Hefner described his target audience as “that select group of urbane fellows who were less concerned with hunting, fishing and climbing mountains than with good food, drink, proper dress and the pleasure of female company”.


With its centrefolds of nude women, and columns of opinion, fashion, and advice on sex, Playboy helped reshape the social attitudes of the post-war generation.

In the early 1960s, the huge success of the magazine led to the creation of a chain of Playboy clubs and resorts all over America and in London, Montreal and Jamaica.

Both the magazine and the company were stinking rich during the 70s. The circulation of Playboy peaked with the November 1972 issue which sold 7,161,561 copies.

If you look back at centrefolds from the early 70s, you will find they are a little more explicit than those before and those that followed. This was largely due to the ‘pubic war’ – The pictorials in other men’s magazines left little to the imagination, and there was pressure on Playboy to follow suit.

The first appearance of pubic hair in Playboy was in an August 1969 pictorial featuring an actress.
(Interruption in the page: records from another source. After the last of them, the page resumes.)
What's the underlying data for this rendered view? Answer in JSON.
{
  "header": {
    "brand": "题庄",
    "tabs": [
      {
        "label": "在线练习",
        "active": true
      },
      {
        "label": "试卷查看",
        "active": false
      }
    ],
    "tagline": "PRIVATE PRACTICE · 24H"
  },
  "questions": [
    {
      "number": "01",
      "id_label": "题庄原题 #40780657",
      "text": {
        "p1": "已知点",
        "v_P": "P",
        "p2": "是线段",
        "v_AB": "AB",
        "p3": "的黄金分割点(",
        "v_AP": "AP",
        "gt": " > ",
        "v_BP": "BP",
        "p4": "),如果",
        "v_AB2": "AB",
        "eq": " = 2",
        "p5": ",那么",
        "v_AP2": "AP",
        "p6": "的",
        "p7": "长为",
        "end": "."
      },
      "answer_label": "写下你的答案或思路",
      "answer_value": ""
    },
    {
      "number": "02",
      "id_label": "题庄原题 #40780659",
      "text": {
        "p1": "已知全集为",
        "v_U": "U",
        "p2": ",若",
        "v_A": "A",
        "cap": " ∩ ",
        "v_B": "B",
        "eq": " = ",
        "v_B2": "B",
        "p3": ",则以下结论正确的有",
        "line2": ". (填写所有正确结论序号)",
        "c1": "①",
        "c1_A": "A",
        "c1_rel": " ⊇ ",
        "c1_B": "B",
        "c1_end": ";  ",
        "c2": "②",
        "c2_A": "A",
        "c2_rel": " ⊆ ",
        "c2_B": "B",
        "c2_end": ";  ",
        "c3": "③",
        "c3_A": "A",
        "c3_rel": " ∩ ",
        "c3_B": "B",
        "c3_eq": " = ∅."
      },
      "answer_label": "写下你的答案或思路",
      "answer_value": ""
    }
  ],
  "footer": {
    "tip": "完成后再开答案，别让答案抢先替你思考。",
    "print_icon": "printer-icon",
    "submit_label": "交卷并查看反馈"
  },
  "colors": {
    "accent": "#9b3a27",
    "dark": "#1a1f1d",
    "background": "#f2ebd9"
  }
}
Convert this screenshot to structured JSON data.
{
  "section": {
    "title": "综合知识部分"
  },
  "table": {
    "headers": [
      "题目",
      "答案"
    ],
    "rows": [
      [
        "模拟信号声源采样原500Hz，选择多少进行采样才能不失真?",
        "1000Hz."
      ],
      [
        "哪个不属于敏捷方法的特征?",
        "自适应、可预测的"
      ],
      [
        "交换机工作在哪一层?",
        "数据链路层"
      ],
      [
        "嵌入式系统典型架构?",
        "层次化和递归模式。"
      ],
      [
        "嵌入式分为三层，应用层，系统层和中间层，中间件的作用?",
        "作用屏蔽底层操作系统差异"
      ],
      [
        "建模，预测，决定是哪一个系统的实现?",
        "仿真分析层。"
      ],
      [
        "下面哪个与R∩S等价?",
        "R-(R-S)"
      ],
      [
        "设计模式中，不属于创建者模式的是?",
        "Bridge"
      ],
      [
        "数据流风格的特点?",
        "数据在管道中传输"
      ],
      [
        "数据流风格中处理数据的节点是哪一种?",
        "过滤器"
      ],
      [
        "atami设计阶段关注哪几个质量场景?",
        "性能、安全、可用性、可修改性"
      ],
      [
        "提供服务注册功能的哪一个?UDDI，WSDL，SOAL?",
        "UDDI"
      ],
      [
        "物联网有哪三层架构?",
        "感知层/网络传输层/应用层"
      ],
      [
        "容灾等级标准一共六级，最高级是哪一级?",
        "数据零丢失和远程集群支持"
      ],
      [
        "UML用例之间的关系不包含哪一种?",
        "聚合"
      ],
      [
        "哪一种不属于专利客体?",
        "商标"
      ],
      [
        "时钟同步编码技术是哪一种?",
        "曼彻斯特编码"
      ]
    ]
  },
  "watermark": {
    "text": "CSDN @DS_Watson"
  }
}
The first Playmate followed suit in January 1971. It was a BIG deal at the time.

There were other firsts from Playboy; The first Playmate to sign her centrefold (October 1975), the first Playmate data sheet (July 1977) and the last Playmate to have a staple through her navel (September 1985).
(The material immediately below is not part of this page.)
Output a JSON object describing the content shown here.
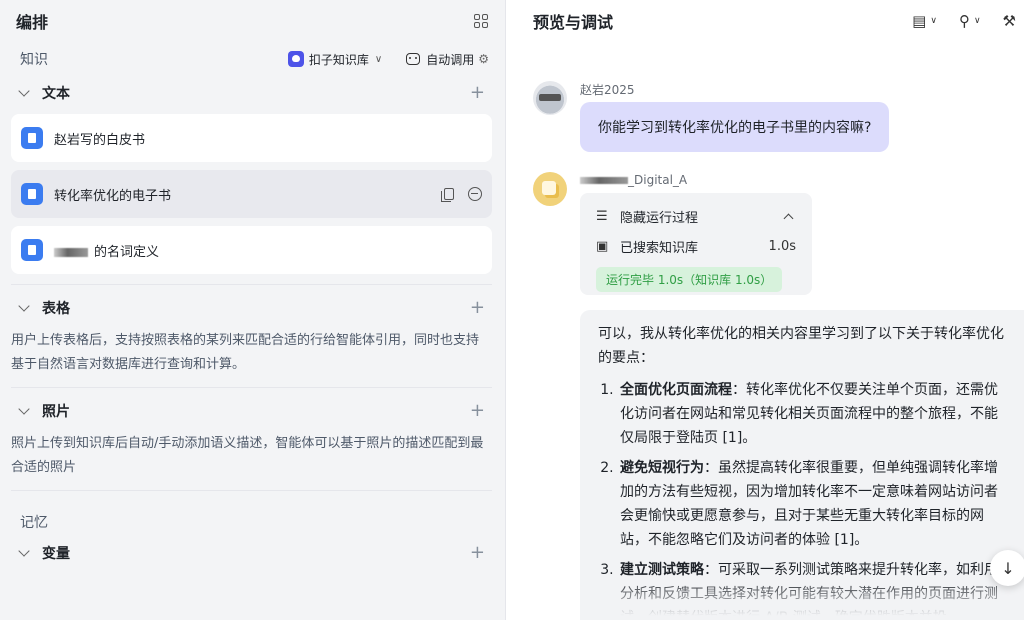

Playboy was rich, rich, rich – it even owned a black DC-9 called the Big Bunny that Hef and Barbi Benton used to jet around the world and back and forth between his LA and Chicago mansions.


The plane had a galley, a living room, a disco, movie and video equipment, a wet bar, and sleeping quarters for 16 people. In the mid-70s the company sold the plane and moved to Los Angeles full-time.

Playboy was profitable in large part because of its huge circulation and its casinos in London, which were bringing in tens of millions of dollars in annual profits.

Its success declined in the 1980s owing to the rise of competing men’s magazines and feminist protest.

Hugh Hefner passed away at home in Los Angeles in September 2017, aged 91.